In this exhibition, Steph Palallos, Carmel Lim-Torres, and Josephine Turalba create diverse art foregrounding the handmade. They express personal experience rather than a collective social message. Consider leatherwork as a means to re-imagine views from place memory, or sewing to construct garments that expose the ailing body, or cutwork applied to paper, ceramics and wood to express hope amidst ecological peril.
Constant communion with nature generates an awareness of the threat posed by relentless, irresponsible logging and mining. This same communion, thankfully, also generates knowledge of nature’s resiliency and capacity for regeneration. As an artist-mountaineer-educator, Lim-Torres applies cutwork to paper, wood and ceramic - forest and earth as it were, to set up a symbolic grove. Comprising of an assembly of tree stumps and carefully cut-out pieces to serve as surrogates for vegetation long gone but not entirely lost, her installation is dotted with seed-like ceramic forms connoting renewal.
Palallos expresses the vulnerability of the human body by sewing vestments that may be very difficult if not impossible to wear. Made of transparent fabric, her garments avoid the idea of clothing as an object to cloak nakedness, as a means to define form, or a medium to express desire. Her construction overturn aspects of functionality and fashion in favor of revealing a real but invisible illness that is part of her quotidian identity. The symbolic clothes, all thirty-one of them, one for each day of the month, uncover afflictions that many of us do not want to know let alone see in bodies, including our own.
Turalba uses the techniques and materials of leatherwork: studs, rivets, grommets, eyelets, stitchery and colored skins or hides, to lock objects to place and time. Her primary material - multi-colored leather, is metonymic and celebratory of racial difference. The ideas of looking in fragments and capturing transient spaces conceptually frame her work, which is appropriately comprised of nine panels that may be grouped as one or as individual pieces, variable to its site. Sourced and inspired from her travels to the non-West, she materializes episodic memory formation into a cornucopia of conjoined images that interlock the landscape, tapestry and collage formats all at once.
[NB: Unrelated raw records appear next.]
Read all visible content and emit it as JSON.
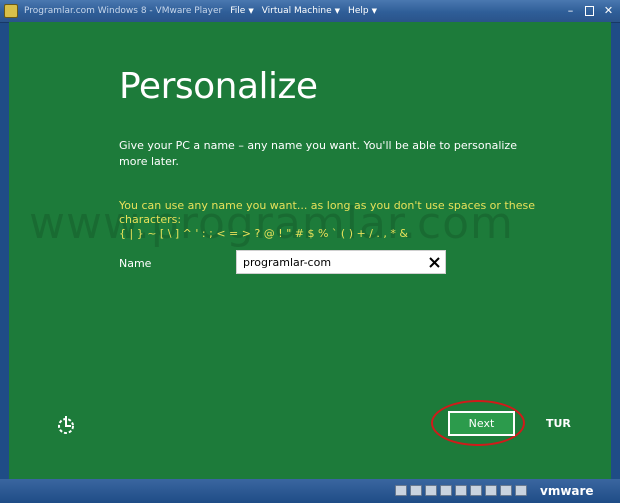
{
  "window": {
    "title": "Programlar.com Windows 8 - VMware Player",
    "menu": [
      {
        "label": "File"
      },
      {
        "label": "Virtual Machine"
      },
      {
        "label": "Help"
      }
    ]
  },
  "setup": {
    "heading": "Personalize",
    "instruction": "Give your PC a name – any name you want. You'll be able to personalize more later.",
    "hint_text": "You can use any name you want... as long as you don't use spaces or these characters:",
    "hint_chars": "{ | } ~ [ \\ ] ^ ' : ; < = > ? @ ! \" # $ % ` ( ) + / . , * &",
    "watermark": "www.programlar.com",
    "name_label": "Name",
    "name_value": "programlar-com",
    "next_label": "Next",
    "language": "TUR"
  },
  "statusbar": {
    "brand": "vmware"
  },
  "colors": {
    "screen_bg": "#1d7b3a",
    "button_bg": "#2c9b4c",
    "hint": "#e7e15a",
    "highlight": "#d11a1a",
    "titlebar": "#2f5e98"
  },
  "icons": [
    "app-icon",
    "minimize-icon",
    "maximize-icon",
    "close-icon",
    "clear-input-icon",
    "ease-of-access-icon"
  ]
}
The hand is one of the most sophisticated fine-tuned tools, which no robotic or bionic technology has ever equaled. To frame it with craftwork transforms it into a signifier of embodiment equal to artistic expression. In this mode, the artist becomes more accessible, her choice echoes her story, and the craft medium becomes (part of) the message - subversively echoing Marshall McLuhan’s aphorism[*]. If technology historically has always informed the art production of its time, craft’s resurgence might as well be a recasting of the McLuhan idea to indict mediatized culture.
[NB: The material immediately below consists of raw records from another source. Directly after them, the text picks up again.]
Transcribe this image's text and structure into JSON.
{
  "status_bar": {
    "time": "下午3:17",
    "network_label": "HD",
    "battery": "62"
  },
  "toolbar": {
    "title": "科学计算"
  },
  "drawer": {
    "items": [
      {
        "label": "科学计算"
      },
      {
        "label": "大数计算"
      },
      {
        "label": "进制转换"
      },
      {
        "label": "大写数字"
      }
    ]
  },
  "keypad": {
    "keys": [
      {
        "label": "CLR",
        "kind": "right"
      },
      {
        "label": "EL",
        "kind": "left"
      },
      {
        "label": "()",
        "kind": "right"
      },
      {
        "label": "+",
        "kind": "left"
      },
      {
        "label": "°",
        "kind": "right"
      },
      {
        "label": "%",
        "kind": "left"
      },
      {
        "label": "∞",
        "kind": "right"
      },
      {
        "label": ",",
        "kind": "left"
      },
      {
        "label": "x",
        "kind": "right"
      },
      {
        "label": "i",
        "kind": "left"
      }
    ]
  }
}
Collectively, the collaged landscape, the assembled sculptural pieces and the re-imagined vestments emphasize the role of the hand as an instrument to cut through idea and material in order to create unique specificities. With the exhibition site in the lobby of a theater, the works, together represent not only a setting in time and place, but also a view of life - a handscape by all means.
Shu Hung and Joseph Magliaro (2007). By Hand: The Use of Craft in Contemporary Art. New York: Princeton Architectural Press.
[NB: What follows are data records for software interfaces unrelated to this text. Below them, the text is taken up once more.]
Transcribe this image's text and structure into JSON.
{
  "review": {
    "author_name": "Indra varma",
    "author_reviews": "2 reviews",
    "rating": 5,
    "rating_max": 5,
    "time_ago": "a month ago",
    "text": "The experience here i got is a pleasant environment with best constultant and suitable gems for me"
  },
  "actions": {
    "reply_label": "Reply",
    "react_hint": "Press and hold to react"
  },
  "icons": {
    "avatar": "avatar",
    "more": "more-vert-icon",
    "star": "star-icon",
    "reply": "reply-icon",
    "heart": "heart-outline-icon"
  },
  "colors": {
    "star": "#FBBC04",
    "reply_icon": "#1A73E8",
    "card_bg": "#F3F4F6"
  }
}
Marshall McLuhan (1964). Understanding Media: The Extensions of Man. New York: McGraw-Hill.
[*] The medium is the message” was coined in 1964 by Canadian philosopher of communication theory Herbert Marshall McLuhan. It means that the form of a medium embeds itself in the message, creating a symbiotic relationship by which the medium influences how the message is perceived.